**Task goal:** Should any entry include an image, skip the image and copy the entry exactly.

**Exercise data:**

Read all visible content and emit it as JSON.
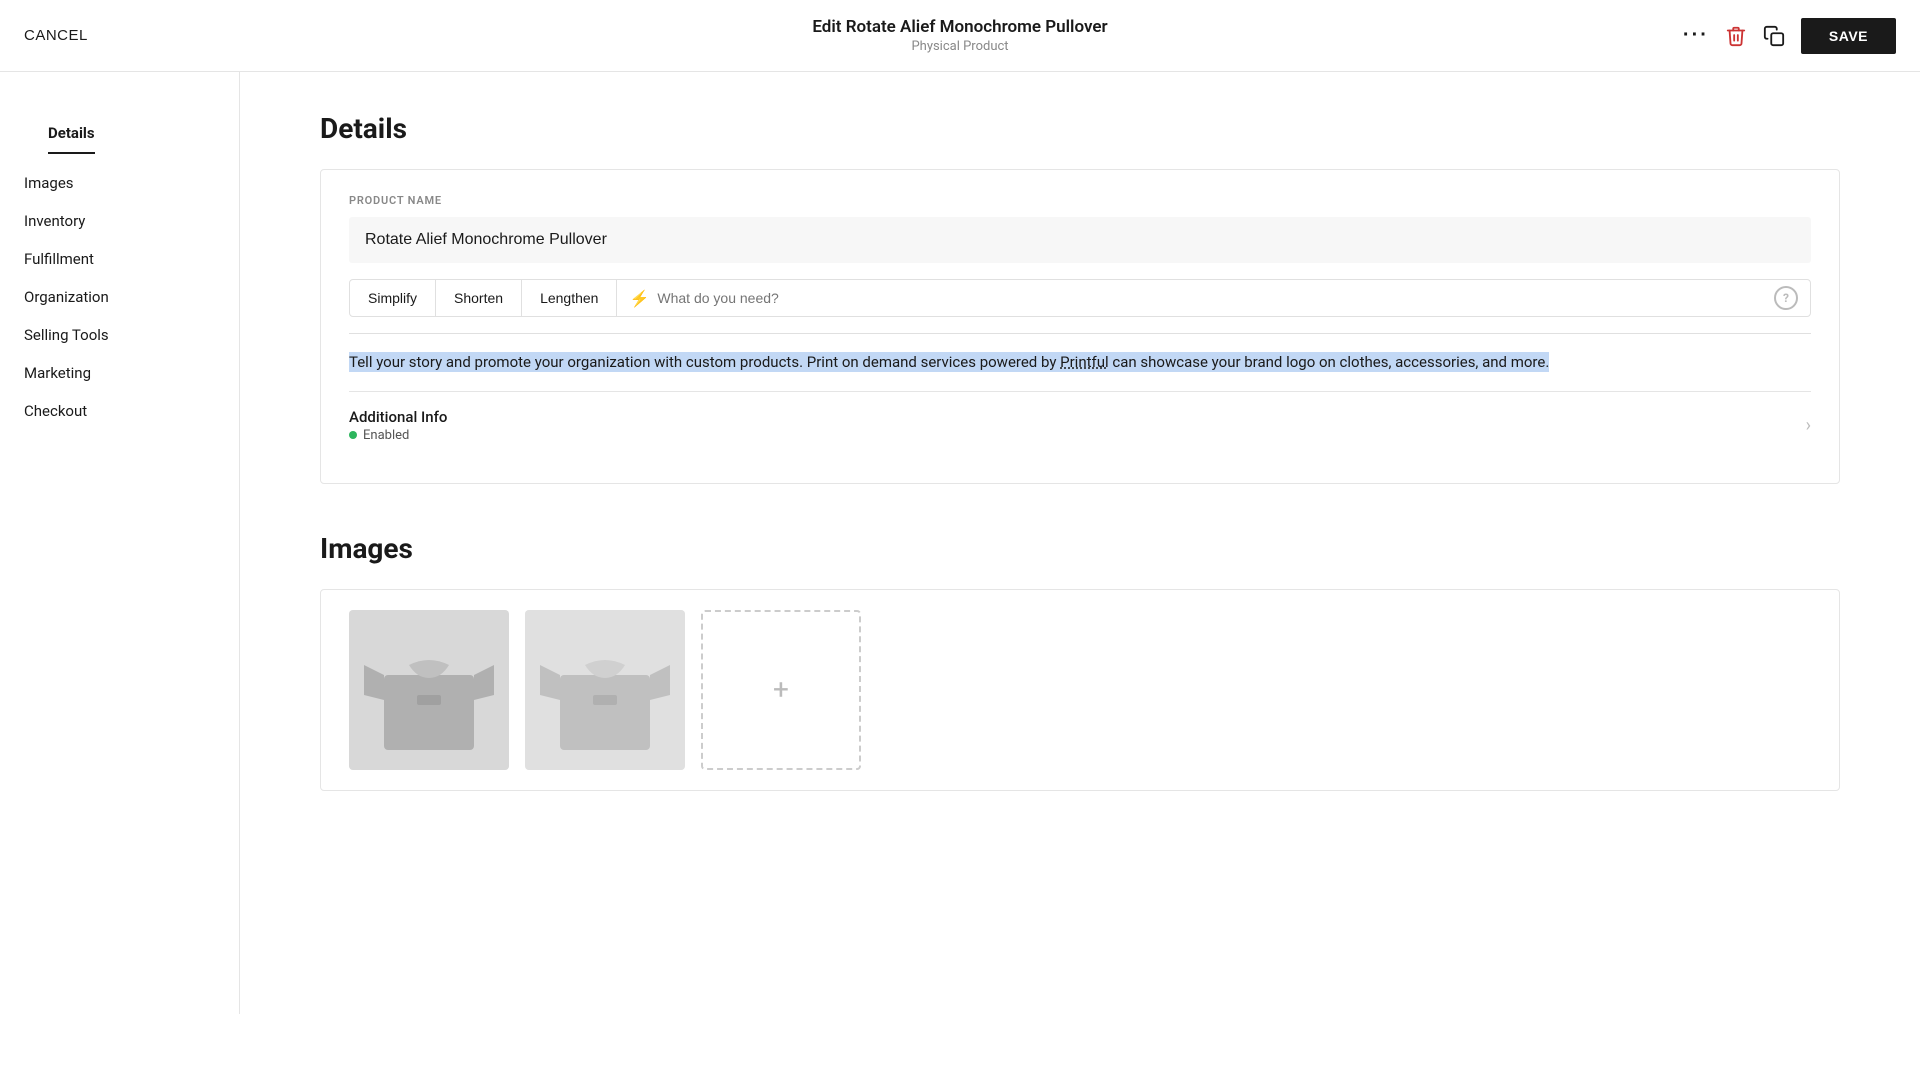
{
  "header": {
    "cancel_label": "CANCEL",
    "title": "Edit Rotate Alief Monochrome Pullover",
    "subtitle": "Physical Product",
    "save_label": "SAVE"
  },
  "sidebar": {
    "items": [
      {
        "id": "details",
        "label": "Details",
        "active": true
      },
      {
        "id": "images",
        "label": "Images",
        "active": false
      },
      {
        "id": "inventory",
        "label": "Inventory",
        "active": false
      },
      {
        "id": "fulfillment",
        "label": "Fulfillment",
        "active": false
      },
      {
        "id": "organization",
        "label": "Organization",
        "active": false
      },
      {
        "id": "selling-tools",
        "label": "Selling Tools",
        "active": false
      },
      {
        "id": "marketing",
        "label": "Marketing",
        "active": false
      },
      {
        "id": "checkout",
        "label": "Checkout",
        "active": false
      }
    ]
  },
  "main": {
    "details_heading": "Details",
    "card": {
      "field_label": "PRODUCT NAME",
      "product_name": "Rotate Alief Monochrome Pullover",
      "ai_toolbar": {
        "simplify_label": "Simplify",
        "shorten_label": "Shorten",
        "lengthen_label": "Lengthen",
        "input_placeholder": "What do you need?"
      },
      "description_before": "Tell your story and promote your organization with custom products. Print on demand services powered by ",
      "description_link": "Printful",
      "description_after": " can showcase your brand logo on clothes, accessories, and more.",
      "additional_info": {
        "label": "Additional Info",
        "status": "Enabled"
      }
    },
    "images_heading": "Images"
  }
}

**Result:**
Read all visible content and emit it as JSON.
{
  "header": {
    "cancel_label": "CANCEL",
    "title": "Edit Rotate Alief Monochrome Pullover",
    "subtitle": "Physical Product",
    "save_label": "SAVE"
  },
  "sidebar": {
    "items": [
      {
        "id": "details",
        "label": "Details",
        "active": true
      },
      {
        "id": "images",
        "label": "Images",
        "active": false
      },
      {
        "id": "inventory",
        "label": "Inventory",
        "active": false
      },
      {
        "id": "fulfillment",
        "label": "Fulfillment",
        "active": false
      },
      {
        "id": "organization",
        "label": "Organization",
        "active": false
      },
      {
        "id": "selling-tools",
        "label": "Selling Tools",
        "active": false
      },
      {
        "id": "marketing",
        "label": "Marketing",
        "active": false
      },
      {
        "id": "checkout",
        "label": "Checkout",
        "active": false
      }
    ]
  },
  "main": {
    "details_heading": "Details",
    "card": {
      "field_label": "PRODUCT NAME",
      "product_name": "Rotate Alief Monochrome Pullover",
      "ai_toolbar": {
        "simplify_label": "Simplify",
        "shorten_label": "Shorten",
        "lengthen_label": "Lengthen",
        "input_placeholder": "What do you need?"
      },
      "description_before": "Tell your story and promote your organization with custom products. Print on demand services powered by ",
      "description_link": "Printful",
      "description_after": " can showcase your brand logo on clothes, accessories, and more.",
      "additional_info": {
        "label": "Additional Info",
        "status": "Enabled"
      }
    },
    "images_heading": "Images"
  }
}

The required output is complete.